When my father lay comatose in his hospital bed after a near-fatal heart surgery, I saw the image of a different man – helpless, weak and broken. I suddenly felt the need to touch him. As I touched him, all the feelings within me were miraculously unearthed -first there was confusion, then anger, then bitterness, then pain. And then there was something else underneath, a solid core that never left me. It was a deep kind of love, compassion and kindness that had been there all along, only these were masked by the negative feelings that I carried with me through the years. Sometimes, we wander to look for answers only to find out that the answers are within us all along.

After his heart surgery, my father lived on for five more years. It was one of the most meaningful events in both of our lives, as we tried to gather the broken pieces, deal with our own hurts, confront our own weaknesses, and forgive one another, over and over again. It was not an easy process, but both of us tried and gave our best, and in the end, both of us triumphed. He died with peace in his heart, knowing that he has reconciled with the one person he has hurt the most.

My father was far from perfect. But looking back now, he managed to give me something precious, a unique gift that has sent my soul soaring – the discovery of who he really is and who I really am. He is divinely-connected to my destiny, a God-sent companion that taught me, not by words or examples, but by presenting himself as the instrument through which I could understand, what real healing and forgiveness is all about.

Belated Happy Father's Day!


edenee said...

this blog entry made me cry mel. my father was such a good man. your story helped me remember all the goodness in the world as my father saw it. i was so busy on father's day, i didnt even had time to think about the occasion or ponder a bit about fathers. thank you.

pinky said...

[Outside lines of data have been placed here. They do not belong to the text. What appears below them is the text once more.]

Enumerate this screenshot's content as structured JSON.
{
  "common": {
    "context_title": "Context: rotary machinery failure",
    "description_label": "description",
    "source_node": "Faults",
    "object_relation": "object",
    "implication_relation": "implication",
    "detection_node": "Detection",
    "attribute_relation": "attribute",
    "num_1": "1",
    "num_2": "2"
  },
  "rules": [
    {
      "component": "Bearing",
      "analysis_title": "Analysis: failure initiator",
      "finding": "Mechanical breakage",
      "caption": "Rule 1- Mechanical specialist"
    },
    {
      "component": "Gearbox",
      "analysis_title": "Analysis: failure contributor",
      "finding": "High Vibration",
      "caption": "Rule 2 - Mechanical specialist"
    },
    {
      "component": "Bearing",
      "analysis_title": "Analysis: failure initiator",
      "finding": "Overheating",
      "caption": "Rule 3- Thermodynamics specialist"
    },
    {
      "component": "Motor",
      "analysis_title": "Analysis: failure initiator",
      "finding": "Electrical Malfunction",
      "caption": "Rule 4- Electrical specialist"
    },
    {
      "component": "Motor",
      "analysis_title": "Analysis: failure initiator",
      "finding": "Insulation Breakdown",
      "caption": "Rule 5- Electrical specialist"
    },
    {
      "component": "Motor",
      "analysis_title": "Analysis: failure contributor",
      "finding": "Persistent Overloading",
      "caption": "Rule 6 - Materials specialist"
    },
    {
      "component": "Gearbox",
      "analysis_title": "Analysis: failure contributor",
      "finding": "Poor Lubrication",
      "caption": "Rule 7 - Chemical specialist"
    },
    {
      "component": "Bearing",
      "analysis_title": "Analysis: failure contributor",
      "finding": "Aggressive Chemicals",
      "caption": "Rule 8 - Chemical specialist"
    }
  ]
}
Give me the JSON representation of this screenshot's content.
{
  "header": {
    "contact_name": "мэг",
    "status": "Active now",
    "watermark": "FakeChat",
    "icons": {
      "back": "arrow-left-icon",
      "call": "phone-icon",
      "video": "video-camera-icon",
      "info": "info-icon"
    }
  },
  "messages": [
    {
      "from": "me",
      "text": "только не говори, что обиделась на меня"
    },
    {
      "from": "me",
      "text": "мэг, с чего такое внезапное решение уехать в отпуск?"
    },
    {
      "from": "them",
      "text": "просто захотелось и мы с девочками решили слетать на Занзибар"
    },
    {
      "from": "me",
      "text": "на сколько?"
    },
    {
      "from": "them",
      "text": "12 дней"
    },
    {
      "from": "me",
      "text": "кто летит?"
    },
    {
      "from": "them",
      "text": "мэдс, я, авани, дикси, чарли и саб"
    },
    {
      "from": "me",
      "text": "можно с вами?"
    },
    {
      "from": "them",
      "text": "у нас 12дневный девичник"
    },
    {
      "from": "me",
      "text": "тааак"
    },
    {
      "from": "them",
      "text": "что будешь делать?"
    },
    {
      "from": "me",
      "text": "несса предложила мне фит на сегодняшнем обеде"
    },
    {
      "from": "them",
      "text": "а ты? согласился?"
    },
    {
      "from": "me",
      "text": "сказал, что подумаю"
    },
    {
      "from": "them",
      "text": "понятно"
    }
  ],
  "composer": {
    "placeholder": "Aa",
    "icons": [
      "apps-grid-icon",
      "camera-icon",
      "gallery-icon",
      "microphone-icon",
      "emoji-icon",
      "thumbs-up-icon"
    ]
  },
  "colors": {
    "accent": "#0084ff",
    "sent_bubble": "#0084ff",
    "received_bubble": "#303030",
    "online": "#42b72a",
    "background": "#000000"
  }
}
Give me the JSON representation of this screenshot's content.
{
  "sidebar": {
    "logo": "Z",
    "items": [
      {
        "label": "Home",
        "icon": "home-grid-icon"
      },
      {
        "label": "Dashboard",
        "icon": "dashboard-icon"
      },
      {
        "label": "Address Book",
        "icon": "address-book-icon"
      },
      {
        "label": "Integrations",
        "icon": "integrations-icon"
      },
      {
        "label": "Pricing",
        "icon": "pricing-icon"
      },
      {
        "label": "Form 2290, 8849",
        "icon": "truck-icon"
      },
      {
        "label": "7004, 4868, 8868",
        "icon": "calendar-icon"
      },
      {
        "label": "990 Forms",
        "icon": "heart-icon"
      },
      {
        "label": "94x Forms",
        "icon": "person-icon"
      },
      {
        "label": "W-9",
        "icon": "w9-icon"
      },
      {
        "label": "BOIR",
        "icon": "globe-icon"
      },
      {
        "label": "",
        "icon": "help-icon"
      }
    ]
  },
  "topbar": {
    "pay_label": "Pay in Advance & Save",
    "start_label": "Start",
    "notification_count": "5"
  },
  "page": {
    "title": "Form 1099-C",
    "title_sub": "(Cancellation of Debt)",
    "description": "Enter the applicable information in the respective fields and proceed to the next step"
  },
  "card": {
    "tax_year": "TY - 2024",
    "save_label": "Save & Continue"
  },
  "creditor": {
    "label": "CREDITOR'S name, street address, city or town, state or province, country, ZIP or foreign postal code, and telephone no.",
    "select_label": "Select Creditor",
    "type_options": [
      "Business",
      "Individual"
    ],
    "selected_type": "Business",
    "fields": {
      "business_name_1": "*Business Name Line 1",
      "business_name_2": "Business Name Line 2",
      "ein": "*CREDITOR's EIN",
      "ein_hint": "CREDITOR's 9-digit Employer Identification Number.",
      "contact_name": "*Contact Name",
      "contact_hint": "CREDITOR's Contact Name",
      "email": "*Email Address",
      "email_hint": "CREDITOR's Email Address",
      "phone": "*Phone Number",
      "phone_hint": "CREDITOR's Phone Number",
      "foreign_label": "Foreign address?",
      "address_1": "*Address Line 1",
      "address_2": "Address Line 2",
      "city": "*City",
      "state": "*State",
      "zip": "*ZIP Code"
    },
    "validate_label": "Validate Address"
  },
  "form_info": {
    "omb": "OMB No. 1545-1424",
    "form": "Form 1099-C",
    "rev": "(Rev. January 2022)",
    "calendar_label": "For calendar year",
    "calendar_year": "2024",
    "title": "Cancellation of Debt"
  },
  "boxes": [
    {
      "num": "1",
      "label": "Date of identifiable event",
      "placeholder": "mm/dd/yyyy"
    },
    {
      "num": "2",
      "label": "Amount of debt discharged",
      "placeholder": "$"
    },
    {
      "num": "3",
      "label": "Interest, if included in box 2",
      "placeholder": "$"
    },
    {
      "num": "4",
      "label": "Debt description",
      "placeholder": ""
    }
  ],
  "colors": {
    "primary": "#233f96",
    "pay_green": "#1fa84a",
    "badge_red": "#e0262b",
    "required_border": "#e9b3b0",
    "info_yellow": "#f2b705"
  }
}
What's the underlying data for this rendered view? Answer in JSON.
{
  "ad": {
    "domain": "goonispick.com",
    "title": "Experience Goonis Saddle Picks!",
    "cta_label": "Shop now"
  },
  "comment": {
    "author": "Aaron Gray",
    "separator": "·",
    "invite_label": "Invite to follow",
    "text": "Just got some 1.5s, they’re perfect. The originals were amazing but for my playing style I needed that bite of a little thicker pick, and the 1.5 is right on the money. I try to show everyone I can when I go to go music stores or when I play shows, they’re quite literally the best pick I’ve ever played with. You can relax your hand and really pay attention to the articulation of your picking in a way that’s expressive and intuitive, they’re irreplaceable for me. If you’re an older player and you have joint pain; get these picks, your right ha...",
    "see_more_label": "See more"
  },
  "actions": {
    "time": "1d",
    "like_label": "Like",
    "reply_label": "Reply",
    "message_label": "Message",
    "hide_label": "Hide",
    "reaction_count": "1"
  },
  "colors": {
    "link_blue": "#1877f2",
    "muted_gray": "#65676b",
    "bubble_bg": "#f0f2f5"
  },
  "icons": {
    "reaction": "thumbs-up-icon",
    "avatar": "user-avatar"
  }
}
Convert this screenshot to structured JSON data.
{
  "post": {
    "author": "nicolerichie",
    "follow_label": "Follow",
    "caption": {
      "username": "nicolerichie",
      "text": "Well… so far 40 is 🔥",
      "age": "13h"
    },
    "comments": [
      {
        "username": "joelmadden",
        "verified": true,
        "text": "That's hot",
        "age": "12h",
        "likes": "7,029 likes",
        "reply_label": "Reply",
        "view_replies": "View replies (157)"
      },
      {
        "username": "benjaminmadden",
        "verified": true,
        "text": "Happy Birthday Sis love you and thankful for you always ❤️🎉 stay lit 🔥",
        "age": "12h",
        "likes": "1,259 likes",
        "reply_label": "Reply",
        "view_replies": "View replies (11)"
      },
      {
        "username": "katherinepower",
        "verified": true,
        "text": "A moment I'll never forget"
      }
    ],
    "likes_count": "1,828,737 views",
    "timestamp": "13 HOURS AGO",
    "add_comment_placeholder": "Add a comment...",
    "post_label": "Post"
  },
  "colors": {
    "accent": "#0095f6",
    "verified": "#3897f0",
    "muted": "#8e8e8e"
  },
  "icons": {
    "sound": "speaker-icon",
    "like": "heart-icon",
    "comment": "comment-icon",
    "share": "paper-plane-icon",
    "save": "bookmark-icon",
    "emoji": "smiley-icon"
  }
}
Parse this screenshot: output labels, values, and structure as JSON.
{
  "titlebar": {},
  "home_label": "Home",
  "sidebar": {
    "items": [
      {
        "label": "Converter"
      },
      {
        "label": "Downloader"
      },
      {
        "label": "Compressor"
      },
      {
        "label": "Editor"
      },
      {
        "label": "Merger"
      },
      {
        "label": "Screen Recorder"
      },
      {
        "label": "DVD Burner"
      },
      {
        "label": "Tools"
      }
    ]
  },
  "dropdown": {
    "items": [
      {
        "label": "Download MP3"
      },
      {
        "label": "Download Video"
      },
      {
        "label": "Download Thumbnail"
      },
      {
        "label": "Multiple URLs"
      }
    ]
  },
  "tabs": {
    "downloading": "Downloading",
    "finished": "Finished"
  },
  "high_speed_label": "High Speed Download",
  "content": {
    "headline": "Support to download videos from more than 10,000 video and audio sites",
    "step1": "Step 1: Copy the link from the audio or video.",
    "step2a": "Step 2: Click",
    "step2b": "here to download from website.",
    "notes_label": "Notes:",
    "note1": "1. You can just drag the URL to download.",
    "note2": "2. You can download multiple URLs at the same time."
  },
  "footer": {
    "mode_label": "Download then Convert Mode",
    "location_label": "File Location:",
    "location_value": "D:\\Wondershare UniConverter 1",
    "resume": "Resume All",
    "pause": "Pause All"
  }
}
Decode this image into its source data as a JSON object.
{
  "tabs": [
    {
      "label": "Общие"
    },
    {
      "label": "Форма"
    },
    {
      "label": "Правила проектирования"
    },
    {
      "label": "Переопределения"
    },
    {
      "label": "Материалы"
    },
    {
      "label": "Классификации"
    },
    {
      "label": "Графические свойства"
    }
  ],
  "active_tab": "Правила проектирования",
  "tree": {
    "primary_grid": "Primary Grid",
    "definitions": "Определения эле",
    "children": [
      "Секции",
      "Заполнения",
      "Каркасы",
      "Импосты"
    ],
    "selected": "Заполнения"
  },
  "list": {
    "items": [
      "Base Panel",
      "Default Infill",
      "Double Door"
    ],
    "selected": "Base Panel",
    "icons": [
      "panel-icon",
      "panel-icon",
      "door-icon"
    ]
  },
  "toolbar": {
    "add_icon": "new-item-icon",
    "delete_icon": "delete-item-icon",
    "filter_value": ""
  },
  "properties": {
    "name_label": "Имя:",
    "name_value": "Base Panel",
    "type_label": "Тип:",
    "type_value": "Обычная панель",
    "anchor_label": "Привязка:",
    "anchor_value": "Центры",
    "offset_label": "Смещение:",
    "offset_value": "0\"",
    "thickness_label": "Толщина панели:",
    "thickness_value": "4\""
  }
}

Im just thinking why all of sudden u mentioned ur father until i browse down when i realize na father's day pala. I bow my head coz ur very open with ur feelings towards ur dad. meaning...u have already forgotten everything and time heals...god bless and take care always. i txt my dad and greeted him out there in virginia pero walang txtbak so inisip ko na lang dahil may parkinson disease siya kaya hindi siya marunong gumamit ng keypad..he..he..he..

moonfacedgirl said...

darling mel ... it's funny, isn't it? the idea that we can believe, with our whole hearts, in goodness, in light, in a god we never see ... but we can't always make that leap of faith with those we should be closest to. your post is lovely and i am so happy that you and your father created a new relationship while there was still time. you deserve that kind of peace and happiness.

Anna said...

hi mel. dad had a stroke four years ago which robbed him of his speech. he can only grunt and point and motion with his hands now but i thank god that we had 30 plus "talking" years together, that he read me stories and sang me songs and that i knew him through his stories. your post made me appreciate dad more...

Gina said...

You must have felt very light after you've made peace with your father. What a heartwarming post about love and forgiveness, Mel.

I hopped over from Anna , btw. I actually was here a few times before and read all your entries.

It's interesting to read your thoughts on your experiences as a newcomer in canada, and to see that I've felt similarly in some ways when i first came here 6 years ago.

bloggerette said...

By reading your story, I could say you're lucky to have able to bridge the gap between you and your father. We all have stories to tell and learning something from them is what really matters. Good day!